## Brief
In the listing below, look for "desc" and copy every line that has it.

START Data supplied

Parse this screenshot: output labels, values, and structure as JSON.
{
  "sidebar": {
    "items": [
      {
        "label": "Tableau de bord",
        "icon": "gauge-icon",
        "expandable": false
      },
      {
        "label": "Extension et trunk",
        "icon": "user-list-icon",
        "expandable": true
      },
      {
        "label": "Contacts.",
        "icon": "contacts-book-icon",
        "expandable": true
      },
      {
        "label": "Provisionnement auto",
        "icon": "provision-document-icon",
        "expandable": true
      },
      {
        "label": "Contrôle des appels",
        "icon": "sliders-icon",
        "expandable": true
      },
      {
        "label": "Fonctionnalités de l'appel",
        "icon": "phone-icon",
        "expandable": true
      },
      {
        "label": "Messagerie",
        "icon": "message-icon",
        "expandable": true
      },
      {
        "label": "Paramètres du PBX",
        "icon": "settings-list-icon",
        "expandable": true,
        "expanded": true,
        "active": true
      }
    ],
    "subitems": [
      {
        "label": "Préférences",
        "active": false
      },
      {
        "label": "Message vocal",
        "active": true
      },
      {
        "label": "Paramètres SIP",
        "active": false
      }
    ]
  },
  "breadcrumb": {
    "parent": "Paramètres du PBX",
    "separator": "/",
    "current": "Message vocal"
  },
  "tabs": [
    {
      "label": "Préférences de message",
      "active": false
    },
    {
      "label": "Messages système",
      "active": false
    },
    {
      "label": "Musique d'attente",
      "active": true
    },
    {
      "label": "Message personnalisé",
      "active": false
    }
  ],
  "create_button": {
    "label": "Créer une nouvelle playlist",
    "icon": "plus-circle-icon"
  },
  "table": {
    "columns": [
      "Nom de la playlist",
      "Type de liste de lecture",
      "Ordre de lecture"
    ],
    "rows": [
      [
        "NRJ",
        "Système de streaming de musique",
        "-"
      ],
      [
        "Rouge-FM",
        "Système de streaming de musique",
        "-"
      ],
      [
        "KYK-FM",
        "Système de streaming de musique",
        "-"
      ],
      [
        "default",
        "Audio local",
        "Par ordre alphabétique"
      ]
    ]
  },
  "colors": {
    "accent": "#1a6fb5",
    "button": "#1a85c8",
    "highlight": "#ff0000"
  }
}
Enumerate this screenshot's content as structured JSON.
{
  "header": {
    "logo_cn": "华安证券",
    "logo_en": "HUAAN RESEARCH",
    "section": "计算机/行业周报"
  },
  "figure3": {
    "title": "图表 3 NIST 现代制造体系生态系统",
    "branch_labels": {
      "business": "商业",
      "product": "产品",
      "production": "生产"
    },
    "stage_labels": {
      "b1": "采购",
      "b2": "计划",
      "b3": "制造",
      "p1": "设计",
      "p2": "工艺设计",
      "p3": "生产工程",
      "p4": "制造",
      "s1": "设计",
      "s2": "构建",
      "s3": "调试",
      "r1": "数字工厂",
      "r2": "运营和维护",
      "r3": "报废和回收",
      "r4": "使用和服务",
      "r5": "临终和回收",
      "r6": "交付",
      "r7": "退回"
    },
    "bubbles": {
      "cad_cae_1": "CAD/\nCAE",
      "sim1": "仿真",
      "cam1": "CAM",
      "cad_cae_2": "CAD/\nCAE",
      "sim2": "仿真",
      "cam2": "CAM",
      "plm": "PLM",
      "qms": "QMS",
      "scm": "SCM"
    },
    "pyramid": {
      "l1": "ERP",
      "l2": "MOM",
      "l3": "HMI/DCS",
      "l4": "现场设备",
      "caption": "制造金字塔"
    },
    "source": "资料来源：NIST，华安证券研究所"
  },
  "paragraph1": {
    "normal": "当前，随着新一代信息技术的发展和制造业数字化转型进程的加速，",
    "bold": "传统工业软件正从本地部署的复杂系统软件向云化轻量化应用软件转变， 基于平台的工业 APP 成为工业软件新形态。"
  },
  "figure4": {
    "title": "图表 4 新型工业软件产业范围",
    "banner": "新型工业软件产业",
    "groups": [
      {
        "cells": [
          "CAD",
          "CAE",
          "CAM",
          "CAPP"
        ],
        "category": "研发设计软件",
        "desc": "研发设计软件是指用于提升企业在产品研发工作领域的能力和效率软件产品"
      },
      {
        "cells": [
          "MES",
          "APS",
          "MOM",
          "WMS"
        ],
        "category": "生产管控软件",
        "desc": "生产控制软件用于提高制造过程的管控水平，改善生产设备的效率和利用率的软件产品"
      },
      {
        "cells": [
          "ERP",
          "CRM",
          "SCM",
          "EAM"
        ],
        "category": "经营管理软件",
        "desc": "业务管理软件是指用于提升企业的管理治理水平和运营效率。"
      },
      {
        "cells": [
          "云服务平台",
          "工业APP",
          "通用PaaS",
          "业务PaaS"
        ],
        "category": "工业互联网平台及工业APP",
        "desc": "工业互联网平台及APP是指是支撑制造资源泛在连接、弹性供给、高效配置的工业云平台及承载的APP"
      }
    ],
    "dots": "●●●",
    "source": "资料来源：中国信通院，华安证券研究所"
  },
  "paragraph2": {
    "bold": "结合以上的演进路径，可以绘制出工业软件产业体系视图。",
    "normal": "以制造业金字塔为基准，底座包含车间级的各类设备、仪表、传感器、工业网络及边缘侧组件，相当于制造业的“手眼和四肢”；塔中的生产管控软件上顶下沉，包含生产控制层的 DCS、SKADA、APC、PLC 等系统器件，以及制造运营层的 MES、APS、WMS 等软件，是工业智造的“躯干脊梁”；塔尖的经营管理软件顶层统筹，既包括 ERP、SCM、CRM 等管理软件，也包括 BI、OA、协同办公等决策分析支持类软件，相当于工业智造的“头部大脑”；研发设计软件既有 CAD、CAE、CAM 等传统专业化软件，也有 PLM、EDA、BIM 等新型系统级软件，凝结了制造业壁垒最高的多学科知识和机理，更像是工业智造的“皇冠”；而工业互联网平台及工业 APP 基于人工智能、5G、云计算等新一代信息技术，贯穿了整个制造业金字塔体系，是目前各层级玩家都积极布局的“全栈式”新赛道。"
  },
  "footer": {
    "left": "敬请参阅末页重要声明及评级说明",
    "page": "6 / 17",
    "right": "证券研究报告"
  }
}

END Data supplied

## Response area
        "desc": "研发设计软件是指用于提升企业在产品研发工作领域的能力和效率软件产品"
        "desc": "生产控制软件用于提高制造过程的管控水平，改善生产设备的效率和利用率的软件产品"
        "desc": "业务管理软件是指用于提升企业的管理治理水平和运营效率。"
        "desc": "工业互联网平台及APP是指是支撑制造资源泛在连接、弹性供给、高效配置的工业云平台及承载的APP"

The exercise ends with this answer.